Segment Start: Task data
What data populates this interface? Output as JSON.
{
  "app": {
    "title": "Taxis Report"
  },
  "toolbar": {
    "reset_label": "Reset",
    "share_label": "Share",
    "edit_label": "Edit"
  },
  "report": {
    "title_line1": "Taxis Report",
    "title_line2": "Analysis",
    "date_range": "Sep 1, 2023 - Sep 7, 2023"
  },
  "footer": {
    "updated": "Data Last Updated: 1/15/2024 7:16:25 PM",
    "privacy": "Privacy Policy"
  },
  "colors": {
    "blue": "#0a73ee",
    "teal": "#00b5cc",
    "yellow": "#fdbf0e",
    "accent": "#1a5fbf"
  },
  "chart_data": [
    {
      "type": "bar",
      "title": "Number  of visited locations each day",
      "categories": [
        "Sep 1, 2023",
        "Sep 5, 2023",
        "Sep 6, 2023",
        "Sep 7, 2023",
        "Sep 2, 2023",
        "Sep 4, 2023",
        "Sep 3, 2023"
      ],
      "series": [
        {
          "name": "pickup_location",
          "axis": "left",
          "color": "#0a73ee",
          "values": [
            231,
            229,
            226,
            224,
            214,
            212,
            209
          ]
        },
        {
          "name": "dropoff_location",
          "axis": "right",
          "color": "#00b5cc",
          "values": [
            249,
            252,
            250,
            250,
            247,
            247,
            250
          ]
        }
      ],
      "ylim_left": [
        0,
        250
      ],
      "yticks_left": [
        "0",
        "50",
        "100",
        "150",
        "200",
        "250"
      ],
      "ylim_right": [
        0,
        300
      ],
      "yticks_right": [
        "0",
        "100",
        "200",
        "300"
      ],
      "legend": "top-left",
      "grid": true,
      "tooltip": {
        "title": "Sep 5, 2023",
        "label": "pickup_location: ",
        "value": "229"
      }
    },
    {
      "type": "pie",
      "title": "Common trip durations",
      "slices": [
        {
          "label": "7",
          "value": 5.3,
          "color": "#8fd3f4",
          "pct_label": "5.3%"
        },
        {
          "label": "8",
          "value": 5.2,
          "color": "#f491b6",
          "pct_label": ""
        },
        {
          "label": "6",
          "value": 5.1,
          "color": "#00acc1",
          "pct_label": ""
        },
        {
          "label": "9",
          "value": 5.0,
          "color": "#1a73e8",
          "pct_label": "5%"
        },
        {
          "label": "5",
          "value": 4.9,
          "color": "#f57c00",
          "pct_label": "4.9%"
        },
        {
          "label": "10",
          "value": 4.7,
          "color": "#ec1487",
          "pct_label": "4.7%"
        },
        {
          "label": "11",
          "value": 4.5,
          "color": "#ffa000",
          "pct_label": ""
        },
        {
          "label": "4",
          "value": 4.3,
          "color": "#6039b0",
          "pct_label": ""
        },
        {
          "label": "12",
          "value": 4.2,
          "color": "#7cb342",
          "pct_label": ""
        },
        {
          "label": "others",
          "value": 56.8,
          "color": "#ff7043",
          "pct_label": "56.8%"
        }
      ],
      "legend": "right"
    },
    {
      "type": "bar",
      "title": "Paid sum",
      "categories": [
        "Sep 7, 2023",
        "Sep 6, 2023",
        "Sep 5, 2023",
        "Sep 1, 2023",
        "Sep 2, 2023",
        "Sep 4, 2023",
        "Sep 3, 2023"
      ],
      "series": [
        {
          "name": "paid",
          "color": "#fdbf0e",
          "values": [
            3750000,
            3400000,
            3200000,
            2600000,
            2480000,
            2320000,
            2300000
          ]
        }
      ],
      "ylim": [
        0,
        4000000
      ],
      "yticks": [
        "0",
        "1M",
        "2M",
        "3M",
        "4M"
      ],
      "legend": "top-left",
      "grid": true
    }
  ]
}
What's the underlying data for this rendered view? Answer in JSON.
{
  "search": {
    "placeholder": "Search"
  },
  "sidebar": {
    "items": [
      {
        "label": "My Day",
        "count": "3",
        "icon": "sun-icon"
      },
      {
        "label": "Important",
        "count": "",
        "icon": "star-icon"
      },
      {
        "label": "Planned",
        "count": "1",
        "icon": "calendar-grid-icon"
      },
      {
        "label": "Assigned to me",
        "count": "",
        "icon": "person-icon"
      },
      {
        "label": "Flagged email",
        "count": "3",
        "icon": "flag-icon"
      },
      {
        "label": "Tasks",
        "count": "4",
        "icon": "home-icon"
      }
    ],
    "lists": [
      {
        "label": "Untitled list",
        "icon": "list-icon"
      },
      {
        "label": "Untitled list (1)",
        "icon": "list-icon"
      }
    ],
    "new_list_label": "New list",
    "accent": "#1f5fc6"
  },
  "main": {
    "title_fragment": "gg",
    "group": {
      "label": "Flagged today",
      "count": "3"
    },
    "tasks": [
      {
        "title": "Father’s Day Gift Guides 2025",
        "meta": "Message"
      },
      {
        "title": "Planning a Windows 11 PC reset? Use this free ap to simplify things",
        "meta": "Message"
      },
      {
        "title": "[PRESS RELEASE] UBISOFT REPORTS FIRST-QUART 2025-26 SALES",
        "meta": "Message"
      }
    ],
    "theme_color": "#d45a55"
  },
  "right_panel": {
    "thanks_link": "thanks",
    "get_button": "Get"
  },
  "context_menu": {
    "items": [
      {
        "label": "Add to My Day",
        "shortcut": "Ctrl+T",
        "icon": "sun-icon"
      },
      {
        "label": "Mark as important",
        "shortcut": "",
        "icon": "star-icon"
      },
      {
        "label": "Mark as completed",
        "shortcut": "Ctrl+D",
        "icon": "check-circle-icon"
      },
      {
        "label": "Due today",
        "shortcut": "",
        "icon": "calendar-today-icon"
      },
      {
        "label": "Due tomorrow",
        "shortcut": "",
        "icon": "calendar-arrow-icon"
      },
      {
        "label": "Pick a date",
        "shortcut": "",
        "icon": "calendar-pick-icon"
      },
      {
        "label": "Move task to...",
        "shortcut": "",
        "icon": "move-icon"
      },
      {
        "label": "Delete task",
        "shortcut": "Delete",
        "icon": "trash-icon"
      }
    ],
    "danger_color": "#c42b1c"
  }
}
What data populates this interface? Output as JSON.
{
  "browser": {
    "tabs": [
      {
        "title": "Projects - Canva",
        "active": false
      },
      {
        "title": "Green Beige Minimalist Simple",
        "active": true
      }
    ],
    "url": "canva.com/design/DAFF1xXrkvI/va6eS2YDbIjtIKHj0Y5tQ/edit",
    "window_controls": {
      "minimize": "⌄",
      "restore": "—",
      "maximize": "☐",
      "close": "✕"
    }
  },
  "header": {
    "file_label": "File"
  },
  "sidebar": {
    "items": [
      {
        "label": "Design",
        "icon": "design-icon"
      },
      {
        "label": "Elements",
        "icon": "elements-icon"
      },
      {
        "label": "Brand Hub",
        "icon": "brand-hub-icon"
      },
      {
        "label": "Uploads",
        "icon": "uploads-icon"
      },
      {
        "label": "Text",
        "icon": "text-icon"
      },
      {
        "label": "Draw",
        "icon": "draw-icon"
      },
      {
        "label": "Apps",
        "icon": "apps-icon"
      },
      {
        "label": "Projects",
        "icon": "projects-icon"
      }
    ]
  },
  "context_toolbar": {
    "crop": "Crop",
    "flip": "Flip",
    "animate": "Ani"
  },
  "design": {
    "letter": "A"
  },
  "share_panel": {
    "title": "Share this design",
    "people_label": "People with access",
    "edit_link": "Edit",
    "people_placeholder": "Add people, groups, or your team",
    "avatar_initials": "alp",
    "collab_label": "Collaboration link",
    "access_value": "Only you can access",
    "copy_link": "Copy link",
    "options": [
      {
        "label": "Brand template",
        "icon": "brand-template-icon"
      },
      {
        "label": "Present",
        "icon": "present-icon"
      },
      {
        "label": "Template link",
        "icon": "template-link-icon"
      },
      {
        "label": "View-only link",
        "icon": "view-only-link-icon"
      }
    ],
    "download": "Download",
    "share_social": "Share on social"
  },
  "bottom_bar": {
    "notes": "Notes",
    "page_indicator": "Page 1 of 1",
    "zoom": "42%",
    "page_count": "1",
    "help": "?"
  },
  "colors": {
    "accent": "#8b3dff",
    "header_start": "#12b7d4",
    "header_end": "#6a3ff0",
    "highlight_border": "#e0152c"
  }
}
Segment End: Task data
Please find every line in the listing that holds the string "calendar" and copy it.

## Solution to this exercise:
        "icon": "calendar-grid-icon"
        "icon": "calendar-today-icon"
        "icon": "calendar-arrow-icon"
        "icon": "calendar-pick-icon"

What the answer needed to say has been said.